● What the task asks
Copy out all the lines in the records that include the word "Dateien".

★ ★ ★

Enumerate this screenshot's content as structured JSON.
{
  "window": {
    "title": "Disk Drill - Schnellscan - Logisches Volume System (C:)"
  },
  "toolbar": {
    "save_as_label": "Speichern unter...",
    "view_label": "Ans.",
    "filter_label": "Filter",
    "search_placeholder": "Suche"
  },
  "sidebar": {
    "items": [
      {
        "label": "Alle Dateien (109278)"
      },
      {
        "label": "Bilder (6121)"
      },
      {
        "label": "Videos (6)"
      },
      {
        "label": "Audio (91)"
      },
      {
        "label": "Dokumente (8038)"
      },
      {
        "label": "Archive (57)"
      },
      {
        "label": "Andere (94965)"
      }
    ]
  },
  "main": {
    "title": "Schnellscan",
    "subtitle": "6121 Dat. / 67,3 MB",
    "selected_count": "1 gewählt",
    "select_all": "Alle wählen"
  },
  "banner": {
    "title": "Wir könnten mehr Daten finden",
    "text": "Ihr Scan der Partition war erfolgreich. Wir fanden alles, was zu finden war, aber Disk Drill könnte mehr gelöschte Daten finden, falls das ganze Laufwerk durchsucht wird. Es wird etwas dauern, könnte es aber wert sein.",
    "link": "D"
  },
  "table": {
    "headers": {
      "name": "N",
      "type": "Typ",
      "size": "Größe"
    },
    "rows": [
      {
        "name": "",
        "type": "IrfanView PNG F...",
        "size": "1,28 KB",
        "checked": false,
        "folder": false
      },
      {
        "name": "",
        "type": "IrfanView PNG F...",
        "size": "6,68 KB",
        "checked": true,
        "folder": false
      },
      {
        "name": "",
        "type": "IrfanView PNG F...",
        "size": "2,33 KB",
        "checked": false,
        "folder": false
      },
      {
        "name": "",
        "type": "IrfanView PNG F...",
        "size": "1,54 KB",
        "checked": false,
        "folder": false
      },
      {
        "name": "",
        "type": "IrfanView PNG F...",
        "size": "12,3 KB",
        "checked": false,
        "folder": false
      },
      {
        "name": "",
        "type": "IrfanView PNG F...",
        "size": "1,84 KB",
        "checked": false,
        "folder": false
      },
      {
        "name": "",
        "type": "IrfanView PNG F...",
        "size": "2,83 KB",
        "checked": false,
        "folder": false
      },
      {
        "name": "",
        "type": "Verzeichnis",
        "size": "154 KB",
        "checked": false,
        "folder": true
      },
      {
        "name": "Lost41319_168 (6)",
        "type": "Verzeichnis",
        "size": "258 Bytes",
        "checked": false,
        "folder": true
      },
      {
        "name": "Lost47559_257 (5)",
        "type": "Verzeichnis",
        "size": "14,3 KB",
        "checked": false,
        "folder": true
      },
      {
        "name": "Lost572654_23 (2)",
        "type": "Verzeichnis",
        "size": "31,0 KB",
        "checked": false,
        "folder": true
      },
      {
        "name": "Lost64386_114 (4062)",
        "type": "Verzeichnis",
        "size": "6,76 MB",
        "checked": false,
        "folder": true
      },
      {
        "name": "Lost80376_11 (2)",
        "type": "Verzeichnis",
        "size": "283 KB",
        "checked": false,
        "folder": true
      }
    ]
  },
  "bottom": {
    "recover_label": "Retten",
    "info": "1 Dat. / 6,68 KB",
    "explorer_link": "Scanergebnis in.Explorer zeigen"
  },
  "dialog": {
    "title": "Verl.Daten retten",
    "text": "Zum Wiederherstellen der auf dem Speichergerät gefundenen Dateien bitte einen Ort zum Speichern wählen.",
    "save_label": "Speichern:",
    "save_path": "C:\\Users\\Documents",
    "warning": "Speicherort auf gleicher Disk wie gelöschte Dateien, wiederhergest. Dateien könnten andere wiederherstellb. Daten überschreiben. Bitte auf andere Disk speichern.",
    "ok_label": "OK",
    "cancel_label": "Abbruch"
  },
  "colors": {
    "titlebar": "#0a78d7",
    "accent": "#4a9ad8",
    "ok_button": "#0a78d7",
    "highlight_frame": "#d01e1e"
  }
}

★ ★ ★

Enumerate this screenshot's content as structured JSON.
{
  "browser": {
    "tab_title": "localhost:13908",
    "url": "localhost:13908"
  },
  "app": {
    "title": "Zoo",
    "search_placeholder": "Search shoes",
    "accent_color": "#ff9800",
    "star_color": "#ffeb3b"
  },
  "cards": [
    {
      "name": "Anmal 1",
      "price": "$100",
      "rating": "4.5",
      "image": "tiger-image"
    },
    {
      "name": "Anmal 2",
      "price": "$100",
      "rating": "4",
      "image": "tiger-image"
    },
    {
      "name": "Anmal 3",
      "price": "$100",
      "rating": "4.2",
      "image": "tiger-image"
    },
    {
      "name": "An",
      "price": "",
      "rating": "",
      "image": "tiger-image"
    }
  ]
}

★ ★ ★

● Response box
        "label": "Alle Dateien (109278)"
    "text": "Zum Wiederherstellen der auf dem Speichergerät gefundenen Dateien bitte einen Ort zum Speichern wählen.",
    "warning": "Speicherort auf gleicher Disk wie gelöschte Dateien, wiederhergest. Dateien könnten andere wiederherstellb. Daten überschreiben. Bitte auf andere Disk speichern.",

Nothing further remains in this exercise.